Amy Whitten, board president, and Aubrey Patterson, the board’s chair of the Budget, Finance, and Audit committee, discussed with both groups the system’s funding request, specifically the board’s five year framework. Originally, the board requested $71.4 million from the Legislature for classroom instruction and general campus operations. This request helped the system quickly reach the regional average, but the board decided the number was unrealistic in today’s economy. Rather than making this giant step in one year, the board projected where the system would need to be in five years and divided that amount equally over a five year period. Specifically, instead of requesting the original $71 million this year, the board is requesting $33.3 million annually each year over the next five years to take the system to the regional average.
While planning budgets last spring, state college administrators were painfully aware of the challenges that the IHL “rebalancing” of state appropriations would bring to their campuses. But even then, few anticipated what the national economic crisis and the subsequent impact that crisis would have on the state budget this year. On top of reduced funding to state colleges and universities, an across-the-board five percent budget cut is also causing administrators to come up with some creative ways of budgeting their funds.
“The old funding model simply didn’t take into consideration the performance, in terms of enrollment, of each school,” explained Linda McFall, deputy commissioner for finance and administration of IHL. “Whether a school had an increase or decrease in enrollment, the amount they received remained the same.
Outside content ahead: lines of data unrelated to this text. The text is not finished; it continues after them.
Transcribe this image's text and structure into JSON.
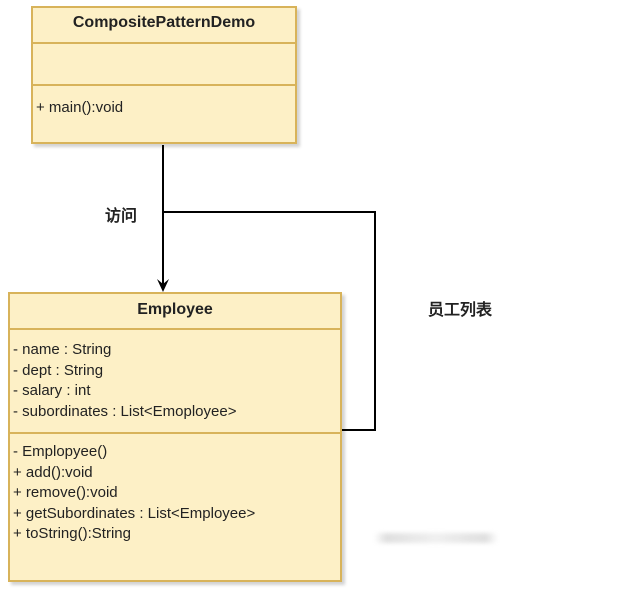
{
  "classes": {
    "demo": {
      "name": "CompositePatternDemo",
      "attributes": [],
      "operations": [
        "+ main():void"
      ]
    },
    "employee": {
      "name": "Employee",
      "attributes": [
        "- name : String",
        "- dept : String",
        "- salary : int",
        "- subordinates : List<Emoployee>"
      ],
      "operations": [
        "- Emplopyee()",
        "+ add():void",
        "+ remove():void",
        "+ getSubordinates : List<Employee>",
        "+ toString():String"
      ]
    }
  },
  "edges": {
    "access_label": "访问",
    "employee_list_label": "员工列表"
  },
  "colors": {
    "class_fill": "#fdf0c6",
    "class_border": "#d8b35a",
    "edge_stroke": "#000000"
  }
}
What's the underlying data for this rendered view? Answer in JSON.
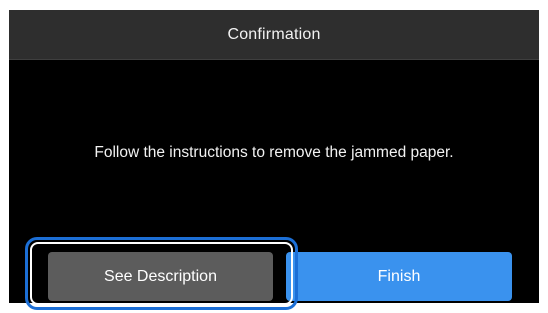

Under the new model, schools may initially receive less, and it may appear to be out of balance when compared to their peers, but in time, it will balance out as schools recruit and retain students.” McFall explained that the new five-year framework will make it easier for legislators, schools, parents and students to better control the tuition so that everyone will know what to expect.
Dr. Michelle Roberts, vice president of university relations at Delta State University, said that a few weeks ago they heard from one of IHL’s assistant commissioners that the funding formula was on hold while the state was dealing with budget issues.
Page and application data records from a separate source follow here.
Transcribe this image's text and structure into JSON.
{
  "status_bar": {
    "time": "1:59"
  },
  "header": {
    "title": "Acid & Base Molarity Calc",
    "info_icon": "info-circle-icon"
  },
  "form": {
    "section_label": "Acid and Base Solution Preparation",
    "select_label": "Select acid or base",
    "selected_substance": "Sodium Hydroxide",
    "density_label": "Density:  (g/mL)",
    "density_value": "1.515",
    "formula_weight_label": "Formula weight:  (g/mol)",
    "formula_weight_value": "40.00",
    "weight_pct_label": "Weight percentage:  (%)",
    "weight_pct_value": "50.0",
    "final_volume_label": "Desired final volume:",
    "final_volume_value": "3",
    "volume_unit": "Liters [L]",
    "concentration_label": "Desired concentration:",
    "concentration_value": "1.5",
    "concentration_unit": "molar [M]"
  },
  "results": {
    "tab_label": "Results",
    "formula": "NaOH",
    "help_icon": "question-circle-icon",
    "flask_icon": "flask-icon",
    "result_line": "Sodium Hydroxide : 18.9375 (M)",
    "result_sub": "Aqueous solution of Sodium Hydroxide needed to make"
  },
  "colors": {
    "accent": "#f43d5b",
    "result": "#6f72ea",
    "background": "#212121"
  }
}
Yet, schools still have to adjust to the bad economy and lack of funding from IHL. To address the recent budget cuts from the Governor’s Office, Delta State has implemented temporary funding reduction measures to get them through the rest of the academic year (through June).
At the Mississippi University for Women, budget cuts will help close the gap. The school closed early for winter break, for a $10,000 utility savings. A reduction in lab hours, delay in hiring and reduction of travel and commodities has also been implemented.
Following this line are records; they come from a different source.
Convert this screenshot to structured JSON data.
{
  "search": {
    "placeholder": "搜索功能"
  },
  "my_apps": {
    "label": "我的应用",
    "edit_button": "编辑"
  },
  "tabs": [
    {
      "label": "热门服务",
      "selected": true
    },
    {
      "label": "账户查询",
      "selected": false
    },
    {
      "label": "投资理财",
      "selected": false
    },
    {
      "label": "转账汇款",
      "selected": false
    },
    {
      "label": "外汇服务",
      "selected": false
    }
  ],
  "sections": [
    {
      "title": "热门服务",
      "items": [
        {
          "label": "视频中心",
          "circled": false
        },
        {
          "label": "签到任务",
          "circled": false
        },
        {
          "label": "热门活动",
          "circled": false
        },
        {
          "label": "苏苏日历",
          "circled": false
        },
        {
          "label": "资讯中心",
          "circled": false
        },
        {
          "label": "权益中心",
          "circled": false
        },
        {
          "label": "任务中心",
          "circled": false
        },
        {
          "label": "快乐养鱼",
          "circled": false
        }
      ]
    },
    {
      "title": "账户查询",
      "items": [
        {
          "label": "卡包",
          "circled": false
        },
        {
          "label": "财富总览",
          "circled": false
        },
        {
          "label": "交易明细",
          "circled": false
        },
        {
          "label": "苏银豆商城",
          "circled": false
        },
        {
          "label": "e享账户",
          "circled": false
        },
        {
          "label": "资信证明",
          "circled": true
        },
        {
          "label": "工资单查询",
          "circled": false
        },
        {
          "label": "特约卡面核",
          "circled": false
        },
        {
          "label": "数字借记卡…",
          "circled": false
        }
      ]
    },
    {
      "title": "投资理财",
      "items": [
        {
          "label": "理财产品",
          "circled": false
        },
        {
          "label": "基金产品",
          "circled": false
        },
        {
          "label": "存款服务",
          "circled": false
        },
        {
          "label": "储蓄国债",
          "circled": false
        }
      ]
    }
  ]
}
Because tuition is one of the two main funding sources for Delta State’s budget (the other is state funding), it is important that the school administrators focus on enrollment in order to continue providing high quality education for their students. Currently at Delta State, enrollment is stable.
Spring enrollment at MUW is up four percent over last spring. “ The upturn can be attributed to the university’s effort to provide better access to higher education through the creation of new online and certificate programs and renewed emphasis on retention efforts of currently enrolled students, according to Dr. Bucky Wesley, vice president for student services.
Contact MBJ contributing writer Susan Marquez at firstname.lastname@example.org .
BEFORE YOU GO…
… we’d like to ask for your support. More people are reading the Mississippi Business Journal than ever before, but advertising revenues for all conventional media are falling fast. Unlike many, we do not use a pay wall, because we want to continue providing Mississippi’s most comprehensive business news each and every day. But that takes time, money and hard work. We do it because it is important to us … and equally important to you, if you value the flow of trustworthy news and information which have always kept America strong and free for more than 200 years.
If those who read our content will help fund it, we can continue to bring you the very best in news and information. Please consider joining us as a valued member, or if you prefer, make a one-time contribution.Click for more info